#### What is expected:
State the number of lines in the material below that have "this" in them, without any other text.

#### Extracted records:
-------------------------
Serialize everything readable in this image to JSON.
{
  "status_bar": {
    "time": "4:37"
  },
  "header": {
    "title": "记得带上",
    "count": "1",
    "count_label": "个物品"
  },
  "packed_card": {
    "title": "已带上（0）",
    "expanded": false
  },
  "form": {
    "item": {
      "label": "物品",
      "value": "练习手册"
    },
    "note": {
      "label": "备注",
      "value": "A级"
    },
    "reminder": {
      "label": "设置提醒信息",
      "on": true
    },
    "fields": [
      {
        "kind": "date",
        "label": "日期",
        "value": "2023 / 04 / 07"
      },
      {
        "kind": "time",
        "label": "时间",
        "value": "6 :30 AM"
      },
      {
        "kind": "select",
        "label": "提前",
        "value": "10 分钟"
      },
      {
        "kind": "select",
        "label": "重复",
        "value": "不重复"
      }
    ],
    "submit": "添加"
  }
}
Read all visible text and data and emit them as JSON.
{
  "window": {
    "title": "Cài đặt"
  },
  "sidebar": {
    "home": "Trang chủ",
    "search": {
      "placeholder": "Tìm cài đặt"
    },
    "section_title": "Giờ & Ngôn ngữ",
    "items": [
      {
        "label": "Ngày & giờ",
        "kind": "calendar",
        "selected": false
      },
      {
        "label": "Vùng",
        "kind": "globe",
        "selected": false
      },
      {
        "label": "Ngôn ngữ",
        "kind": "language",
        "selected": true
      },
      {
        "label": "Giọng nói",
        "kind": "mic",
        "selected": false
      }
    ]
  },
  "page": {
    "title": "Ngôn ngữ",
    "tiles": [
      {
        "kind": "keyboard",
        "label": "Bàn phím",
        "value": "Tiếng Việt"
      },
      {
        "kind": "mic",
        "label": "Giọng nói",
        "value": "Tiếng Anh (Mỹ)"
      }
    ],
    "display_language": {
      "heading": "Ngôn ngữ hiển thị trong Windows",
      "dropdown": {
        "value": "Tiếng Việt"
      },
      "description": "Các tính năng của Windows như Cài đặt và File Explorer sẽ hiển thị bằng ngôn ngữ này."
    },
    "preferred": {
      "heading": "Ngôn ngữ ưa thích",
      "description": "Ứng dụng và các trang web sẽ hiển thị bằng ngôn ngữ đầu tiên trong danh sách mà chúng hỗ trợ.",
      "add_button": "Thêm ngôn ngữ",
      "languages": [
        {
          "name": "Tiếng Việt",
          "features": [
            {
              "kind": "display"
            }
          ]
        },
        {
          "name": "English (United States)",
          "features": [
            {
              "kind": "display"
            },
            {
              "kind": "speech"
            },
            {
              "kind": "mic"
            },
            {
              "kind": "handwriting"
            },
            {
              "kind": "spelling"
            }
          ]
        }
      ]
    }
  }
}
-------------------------
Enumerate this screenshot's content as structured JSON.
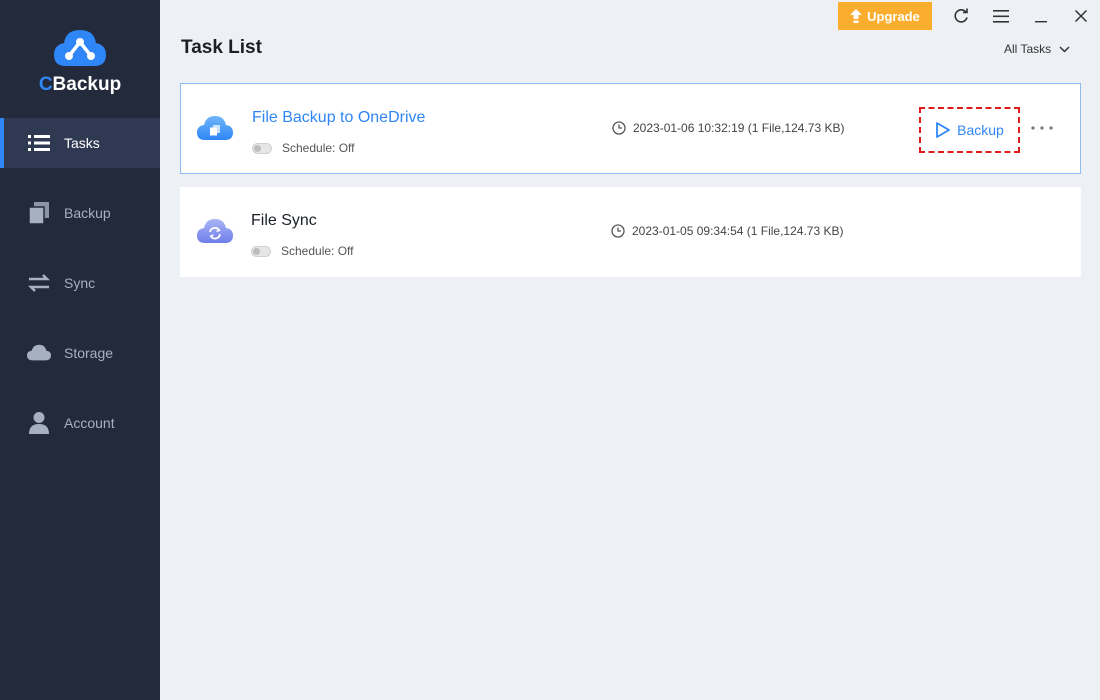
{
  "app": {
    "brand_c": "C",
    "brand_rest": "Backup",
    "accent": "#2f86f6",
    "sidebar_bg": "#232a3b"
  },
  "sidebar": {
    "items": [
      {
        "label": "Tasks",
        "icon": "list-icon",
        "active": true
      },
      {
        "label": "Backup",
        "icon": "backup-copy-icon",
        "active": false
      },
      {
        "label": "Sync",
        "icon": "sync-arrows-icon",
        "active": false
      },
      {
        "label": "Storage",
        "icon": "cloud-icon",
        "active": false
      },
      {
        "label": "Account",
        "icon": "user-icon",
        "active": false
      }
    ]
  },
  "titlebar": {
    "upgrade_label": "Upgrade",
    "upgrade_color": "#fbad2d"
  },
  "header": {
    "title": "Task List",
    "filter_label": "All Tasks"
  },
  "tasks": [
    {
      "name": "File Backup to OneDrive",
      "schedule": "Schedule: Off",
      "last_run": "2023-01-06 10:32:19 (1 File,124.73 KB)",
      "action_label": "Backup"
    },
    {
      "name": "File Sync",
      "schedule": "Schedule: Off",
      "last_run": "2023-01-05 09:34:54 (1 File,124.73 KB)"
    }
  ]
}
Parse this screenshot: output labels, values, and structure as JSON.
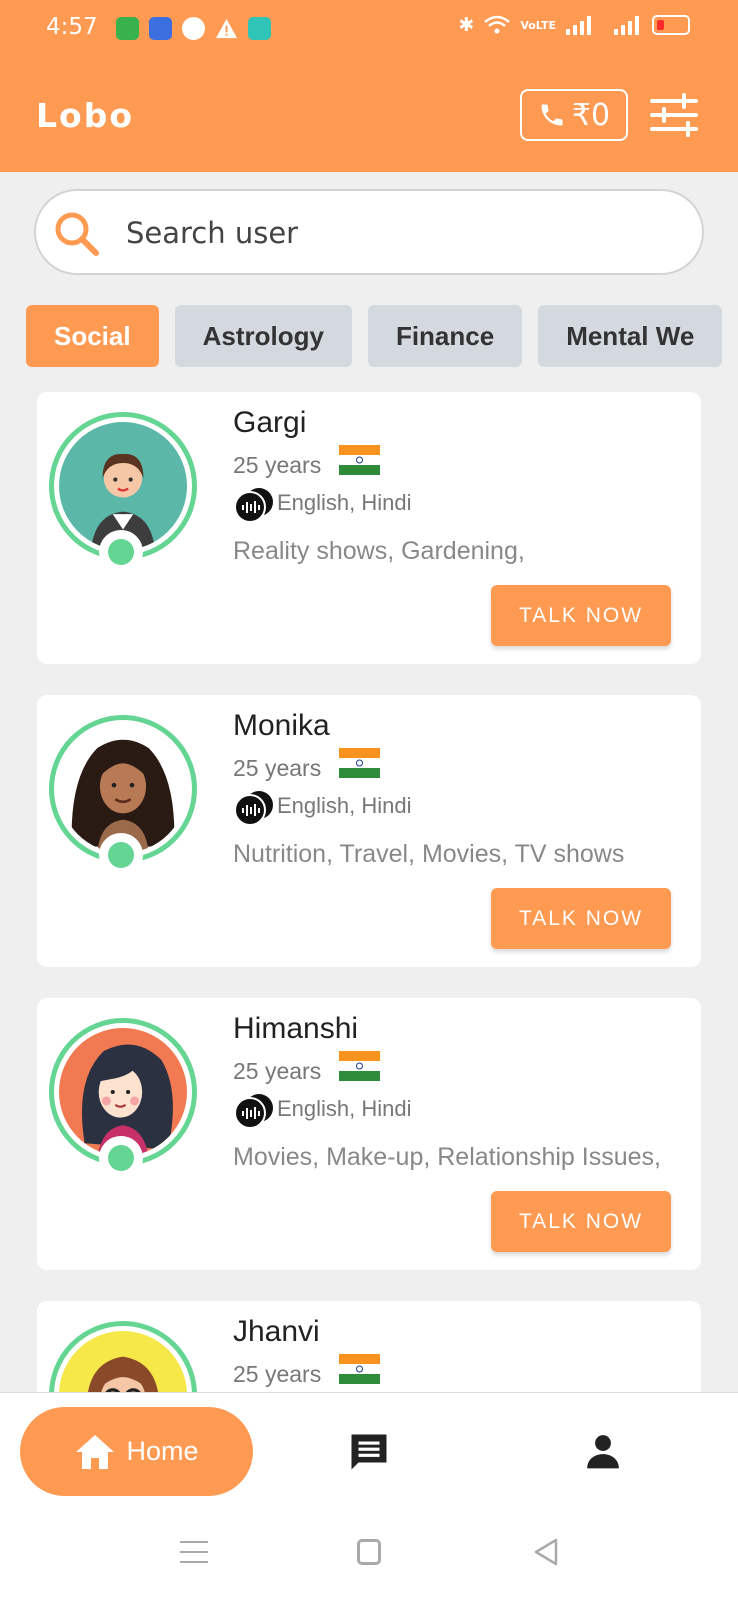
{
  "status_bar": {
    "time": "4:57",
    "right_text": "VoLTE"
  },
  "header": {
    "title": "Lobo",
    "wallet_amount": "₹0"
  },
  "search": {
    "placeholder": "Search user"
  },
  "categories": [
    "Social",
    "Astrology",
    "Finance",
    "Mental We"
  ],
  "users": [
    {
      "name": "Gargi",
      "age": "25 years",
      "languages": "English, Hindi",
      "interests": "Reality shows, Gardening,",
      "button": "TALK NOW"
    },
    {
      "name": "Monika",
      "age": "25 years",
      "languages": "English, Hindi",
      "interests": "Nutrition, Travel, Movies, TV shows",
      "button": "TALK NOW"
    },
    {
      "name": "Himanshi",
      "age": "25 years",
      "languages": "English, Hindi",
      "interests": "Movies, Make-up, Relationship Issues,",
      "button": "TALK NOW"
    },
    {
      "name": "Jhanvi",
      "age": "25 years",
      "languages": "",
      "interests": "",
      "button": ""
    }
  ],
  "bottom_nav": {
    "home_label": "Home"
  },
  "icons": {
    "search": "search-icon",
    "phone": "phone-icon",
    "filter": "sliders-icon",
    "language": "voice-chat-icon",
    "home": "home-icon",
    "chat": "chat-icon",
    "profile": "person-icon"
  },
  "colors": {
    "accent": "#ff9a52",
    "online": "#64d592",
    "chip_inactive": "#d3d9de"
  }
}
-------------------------
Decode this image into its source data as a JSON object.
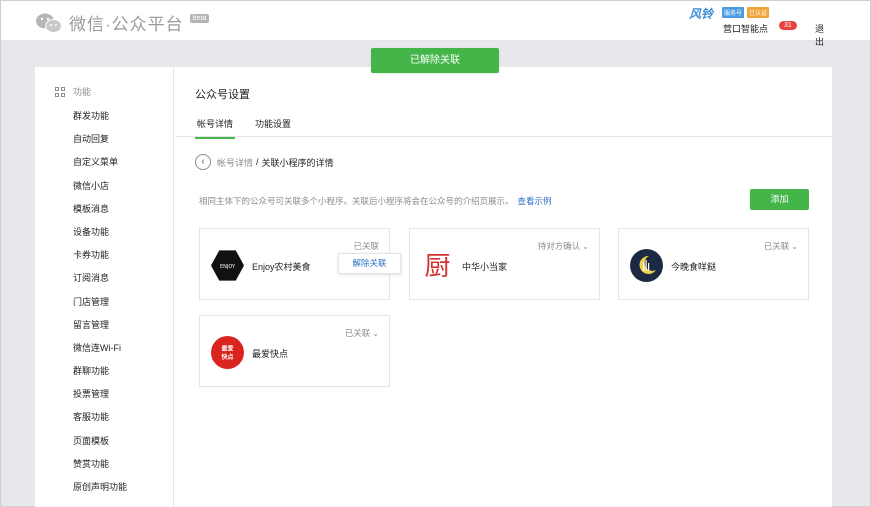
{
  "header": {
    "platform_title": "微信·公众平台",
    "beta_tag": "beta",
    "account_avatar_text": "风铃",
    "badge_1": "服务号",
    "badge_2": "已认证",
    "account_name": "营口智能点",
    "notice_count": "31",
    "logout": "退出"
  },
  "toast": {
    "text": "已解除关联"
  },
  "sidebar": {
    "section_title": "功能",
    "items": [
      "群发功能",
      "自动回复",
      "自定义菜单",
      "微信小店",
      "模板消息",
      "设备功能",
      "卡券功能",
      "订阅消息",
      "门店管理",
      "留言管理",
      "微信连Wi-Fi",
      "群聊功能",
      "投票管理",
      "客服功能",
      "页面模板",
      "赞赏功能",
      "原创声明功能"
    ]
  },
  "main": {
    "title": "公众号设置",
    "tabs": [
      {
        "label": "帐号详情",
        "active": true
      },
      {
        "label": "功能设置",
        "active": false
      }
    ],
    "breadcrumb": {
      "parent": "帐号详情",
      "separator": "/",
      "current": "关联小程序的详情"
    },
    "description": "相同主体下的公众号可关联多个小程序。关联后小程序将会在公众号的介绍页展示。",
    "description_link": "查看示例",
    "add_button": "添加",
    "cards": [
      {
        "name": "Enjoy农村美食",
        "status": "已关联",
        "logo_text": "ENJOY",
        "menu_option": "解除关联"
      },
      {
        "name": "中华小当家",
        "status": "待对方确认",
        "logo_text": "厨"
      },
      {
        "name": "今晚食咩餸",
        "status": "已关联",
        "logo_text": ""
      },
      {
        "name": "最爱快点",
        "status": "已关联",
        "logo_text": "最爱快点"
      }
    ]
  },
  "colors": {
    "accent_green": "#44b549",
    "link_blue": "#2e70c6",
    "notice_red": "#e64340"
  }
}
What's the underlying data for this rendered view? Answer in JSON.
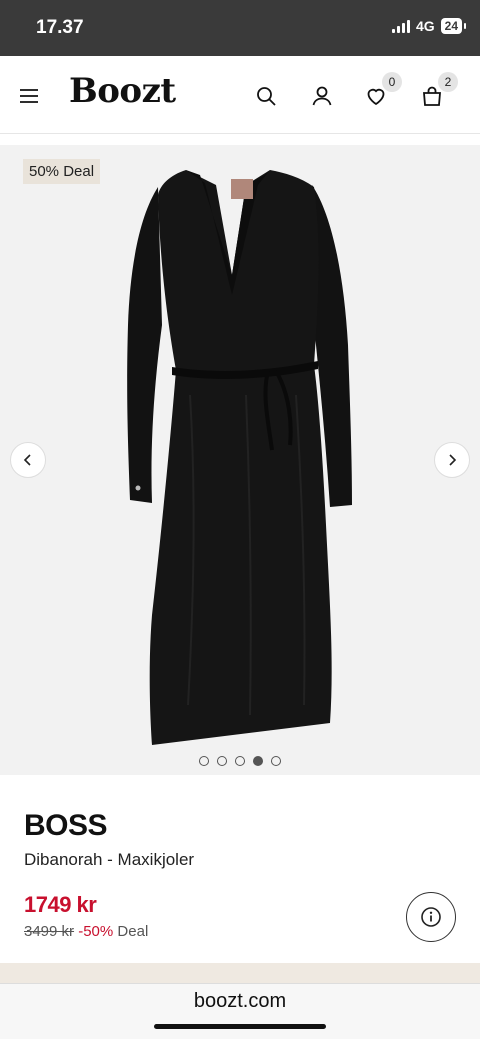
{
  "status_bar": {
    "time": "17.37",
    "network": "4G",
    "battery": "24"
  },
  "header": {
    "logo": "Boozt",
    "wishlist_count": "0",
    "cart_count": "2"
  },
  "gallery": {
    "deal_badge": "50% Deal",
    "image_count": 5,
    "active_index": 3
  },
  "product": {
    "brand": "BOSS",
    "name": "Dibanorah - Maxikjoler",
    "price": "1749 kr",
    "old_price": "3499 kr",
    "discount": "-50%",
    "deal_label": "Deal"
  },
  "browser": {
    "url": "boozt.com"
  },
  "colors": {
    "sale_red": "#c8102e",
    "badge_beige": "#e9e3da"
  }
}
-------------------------
#### Written response:
5